Dataset rows describing interfaces:
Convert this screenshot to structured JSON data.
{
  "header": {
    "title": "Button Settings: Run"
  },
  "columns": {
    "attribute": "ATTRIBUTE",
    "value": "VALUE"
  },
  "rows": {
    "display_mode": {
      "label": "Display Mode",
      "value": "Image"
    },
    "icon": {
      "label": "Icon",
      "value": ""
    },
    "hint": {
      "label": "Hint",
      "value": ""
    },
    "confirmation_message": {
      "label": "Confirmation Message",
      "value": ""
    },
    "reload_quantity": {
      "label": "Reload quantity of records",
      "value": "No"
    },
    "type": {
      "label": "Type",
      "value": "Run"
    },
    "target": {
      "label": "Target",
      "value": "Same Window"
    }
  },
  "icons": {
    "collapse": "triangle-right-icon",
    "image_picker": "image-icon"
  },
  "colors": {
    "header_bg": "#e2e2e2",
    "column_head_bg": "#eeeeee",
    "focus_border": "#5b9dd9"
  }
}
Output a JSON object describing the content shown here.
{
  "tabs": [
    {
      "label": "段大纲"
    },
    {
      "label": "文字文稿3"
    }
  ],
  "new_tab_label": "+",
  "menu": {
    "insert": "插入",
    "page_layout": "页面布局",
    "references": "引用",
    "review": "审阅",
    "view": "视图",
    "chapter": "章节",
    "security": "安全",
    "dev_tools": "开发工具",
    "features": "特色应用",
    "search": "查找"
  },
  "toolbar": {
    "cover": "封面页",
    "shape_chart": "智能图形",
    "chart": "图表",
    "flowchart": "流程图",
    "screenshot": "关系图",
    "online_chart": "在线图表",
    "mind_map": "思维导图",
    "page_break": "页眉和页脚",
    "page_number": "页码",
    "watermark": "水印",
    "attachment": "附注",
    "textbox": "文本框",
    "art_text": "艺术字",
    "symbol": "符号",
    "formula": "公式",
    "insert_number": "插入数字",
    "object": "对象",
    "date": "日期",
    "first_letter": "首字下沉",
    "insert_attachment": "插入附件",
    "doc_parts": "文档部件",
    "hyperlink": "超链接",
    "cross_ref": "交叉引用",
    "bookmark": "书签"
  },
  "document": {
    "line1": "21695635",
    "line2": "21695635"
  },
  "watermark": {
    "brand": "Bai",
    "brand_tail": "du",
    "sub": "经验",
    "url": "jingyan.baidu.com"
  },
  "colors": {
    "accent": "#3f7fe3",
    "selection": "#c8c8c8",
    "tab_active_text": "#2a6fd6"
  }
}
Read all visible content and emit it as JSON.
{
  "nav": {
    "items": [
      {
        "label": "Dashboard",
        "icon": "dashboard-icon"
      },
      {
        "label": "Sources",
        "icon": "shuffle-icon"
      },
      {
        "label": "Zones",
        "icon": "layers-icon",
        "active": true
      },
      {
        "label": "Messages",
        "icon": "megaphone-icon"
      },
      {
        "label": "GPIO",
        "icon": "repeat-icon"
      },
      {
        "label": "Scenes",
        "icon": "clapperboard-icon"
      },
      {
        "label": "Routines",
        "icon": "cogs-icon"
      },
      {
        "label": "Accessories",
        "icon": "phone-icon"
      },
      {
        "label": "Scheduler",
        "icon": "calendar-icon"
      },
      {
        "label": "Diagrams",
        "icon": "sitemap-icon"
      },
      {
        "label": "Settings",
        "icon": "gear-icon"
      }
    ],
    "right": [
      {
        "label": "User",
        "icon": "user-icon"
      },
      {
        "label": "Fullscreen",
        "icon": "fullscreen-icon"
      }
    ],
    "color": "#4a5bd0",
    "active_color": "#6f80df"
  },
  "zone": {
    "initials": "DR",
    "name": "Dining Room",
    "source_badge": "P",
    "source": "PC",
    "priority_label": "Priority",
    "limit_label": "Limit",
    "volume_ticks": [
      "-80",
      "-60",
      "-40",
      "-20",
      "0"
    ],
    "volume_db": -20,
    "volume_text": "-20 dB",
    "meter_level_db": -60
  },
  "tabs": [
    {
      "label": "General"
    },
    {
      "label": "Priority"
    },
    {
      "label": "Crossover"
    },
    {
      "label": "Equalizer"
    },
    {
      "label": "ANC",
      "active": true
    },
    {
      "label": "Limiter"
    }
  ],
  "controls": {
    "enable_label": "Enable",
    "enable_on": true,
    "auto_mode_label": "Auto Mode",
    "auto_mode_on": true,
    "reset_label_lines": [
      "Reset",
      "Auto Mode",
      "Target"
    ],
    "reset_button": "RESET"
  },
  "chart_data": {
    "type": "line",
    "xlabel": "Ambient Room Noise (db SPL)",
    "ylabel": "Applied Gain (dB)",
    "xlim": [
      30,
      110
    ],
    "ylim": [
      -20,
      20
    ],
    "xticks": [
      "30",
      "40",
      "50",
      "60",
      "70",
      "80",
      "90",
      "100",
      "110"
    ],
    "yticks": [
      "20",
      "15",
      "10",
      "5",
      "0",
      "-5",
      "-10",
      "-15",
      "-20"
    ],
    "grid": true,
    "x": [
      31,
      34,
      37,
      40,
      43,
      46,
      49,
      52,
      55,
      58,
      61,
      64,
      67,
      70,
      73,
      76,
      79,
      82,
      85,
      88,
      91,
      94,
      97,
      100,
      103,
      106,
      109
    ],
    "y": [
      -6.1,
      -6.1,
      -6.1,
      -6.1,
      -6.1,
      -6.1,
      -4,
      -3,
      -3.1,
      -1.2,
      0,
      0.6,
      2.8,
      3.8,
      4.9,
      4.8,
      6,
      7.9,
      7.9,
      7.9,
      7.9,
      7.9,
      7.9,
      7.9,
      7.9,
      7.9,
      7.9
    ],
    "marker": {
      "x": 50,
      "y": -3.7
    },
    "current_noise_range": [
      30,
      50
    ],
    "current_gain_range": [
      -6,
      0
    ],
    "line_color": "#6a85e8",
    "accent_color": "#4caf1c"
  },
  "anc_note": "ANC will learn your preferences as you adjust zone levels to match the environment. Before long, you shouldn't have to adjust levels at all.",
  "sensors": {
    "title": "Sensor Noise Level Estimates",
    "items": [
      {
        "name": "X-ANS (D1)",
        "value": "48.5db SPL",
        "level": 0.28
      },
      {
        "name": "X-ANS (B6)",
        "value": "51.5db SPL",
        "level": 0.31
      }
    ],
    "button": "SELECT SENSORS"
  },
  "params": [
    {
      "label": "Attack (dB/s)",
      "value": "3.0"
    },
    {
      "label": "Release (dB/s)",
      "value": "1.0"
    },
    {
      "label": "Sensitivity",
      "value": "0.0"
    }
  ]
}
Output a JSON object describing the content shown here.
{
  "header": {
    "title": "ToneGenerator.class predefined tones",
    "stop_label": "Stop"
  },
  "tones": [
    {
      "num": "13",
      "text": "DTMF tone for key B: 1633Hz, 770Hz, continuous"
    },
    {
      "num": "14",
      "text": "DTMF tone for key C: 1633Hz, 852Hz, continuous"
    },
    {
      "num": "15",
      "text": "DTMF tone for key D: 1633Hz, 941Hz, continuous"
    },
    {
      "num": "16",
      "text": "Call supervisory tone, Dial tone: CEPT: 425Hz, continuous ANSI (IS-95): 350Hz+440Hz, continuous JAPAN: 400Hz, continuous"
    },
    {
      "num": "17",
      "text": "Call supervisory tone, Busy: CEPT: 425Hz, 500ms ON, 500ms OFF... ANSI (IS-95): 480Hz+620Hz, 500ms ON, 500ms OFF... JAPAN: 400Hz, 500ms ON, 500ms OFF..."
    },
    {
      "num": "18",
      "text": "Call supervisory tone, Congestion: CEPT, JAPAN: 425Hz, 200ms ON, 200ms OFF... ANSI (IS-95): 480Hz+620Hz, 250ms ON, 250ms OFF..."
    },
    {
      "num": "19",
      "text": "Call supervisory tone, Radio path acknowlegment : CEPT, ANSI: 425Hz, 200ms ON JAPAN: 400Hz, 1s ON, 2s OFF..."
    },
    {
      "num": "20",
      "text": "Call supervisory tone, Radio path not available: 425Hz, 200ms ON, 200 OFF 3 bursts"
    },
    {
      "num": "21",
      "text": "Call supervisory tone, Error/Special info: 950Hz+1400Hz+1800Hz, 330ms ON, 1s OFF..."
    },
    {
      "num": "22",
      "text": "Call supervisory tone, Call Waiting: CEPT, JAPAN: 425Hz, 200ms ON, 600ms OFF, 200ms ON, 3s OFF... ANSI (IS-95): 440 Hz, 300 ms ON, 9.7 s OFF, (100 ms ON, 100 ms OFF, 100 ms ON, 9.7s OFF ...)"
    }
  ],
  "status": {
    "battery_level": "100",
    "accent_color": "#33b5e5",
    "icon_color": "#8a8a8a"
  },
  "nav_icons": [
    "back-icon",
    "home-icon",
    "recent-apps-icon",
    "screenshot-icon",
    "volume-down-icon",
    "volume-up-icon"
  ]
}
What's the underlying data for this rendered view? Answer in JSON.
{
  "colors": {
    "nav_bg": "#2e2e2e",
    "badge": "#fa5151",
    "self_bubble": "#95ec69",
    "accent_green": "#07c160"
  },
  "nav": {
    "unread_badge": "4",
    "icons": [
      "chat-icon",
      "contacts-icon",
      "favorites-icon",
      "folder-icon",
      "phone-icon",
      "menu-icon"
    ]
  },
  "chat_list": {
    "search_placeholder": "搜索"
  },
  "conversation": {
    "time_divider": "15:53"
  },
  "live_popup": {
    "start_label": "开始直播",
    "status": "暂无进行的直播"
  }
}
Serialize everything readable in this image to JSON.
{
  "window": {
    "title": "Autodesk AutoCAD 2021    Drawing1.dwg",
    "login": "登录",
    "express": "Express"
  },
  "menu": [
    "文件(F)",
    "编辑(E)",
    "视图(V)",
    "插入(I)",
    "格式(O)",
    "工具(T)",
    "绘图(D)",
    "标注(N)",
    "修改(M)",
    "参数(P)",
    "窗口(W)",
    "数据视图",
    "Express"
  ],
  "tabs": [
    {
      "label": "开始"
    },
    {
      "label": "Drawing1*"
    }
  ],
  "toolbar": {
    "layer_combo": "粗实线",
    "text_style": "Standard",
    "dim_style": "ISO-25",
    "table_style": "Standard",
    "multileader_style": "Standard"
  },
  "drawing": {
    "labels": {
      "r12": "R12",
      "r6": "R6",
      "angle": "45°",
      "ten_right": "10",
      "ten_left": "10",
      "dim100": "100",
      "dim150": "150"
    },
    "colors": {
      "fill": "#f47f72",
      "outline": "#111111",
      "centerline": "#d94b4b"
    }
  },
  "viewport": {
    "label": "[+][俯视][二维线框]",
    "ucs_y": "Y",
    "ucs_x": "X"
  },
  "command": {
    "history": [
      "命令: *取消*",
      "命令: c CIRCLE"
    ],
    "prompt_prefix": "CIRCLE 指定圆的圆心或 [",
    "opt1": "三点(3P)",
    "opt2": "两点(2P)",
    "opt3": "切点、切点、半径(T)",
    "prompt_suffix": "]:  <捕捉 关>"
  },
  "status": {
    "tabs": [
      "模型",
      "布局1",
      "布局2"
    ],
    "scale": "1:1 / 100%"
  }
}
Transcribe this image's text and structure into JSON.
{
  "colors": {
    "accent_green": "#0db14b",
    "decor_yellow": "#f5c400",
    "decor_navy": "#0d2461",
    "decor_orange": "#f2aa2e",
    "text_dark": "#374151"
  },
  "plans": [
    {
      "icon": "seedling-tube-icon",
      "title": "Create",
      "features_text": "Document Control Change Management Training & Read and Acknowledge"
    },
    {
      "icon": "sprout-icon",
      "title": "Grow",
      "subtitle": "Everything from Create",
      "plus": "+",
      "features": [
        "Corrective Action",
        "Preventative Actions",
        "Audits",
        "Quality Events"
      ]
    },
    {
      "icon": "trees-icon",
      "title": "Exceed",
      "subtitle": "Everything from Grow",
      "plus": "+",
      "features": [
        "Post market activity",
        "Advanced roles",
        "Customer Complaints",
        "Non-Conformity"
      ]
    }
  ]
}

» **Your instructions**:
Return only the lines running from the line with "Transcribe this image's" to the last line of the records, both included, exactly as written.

» **Exercise result**:
Transcribe this image's text and structure into JSON.
{
  "colors": {
    "accent_green": "#0db14b",
    "decor_yellow": "#f5c400",
    "decor_navy": "#0d2461",
    "decor_orange": "#f2aa2e",
    "text_dark": "#374151"
  },
  "plans": [
    {
      "icon": "seedling-tube-icon",
      "title": "Create",
      "features_text": "Document Control Change Management Training & Read and Acknowledge"
    },
    {
      "icon": "sprout-icon",
      "title": "Grow",
      "subtitle": "Everything from Create",
      "plus": "+",
      "features": [
        "Corrective Action",
        "Preventative Actions",
        "Audits",
        "Quality Events"
      ]
    },
    {
      "icon": "trees-icon",
      "title": "Exceed",
      "subtitle": "Everything from Grow",
      "plus": "+",
      "features": [
        "Post market activity",
        "Advanced roles",
        "Customer Complaints",
        "Non-Conformity"
      ]
    }
  ]
}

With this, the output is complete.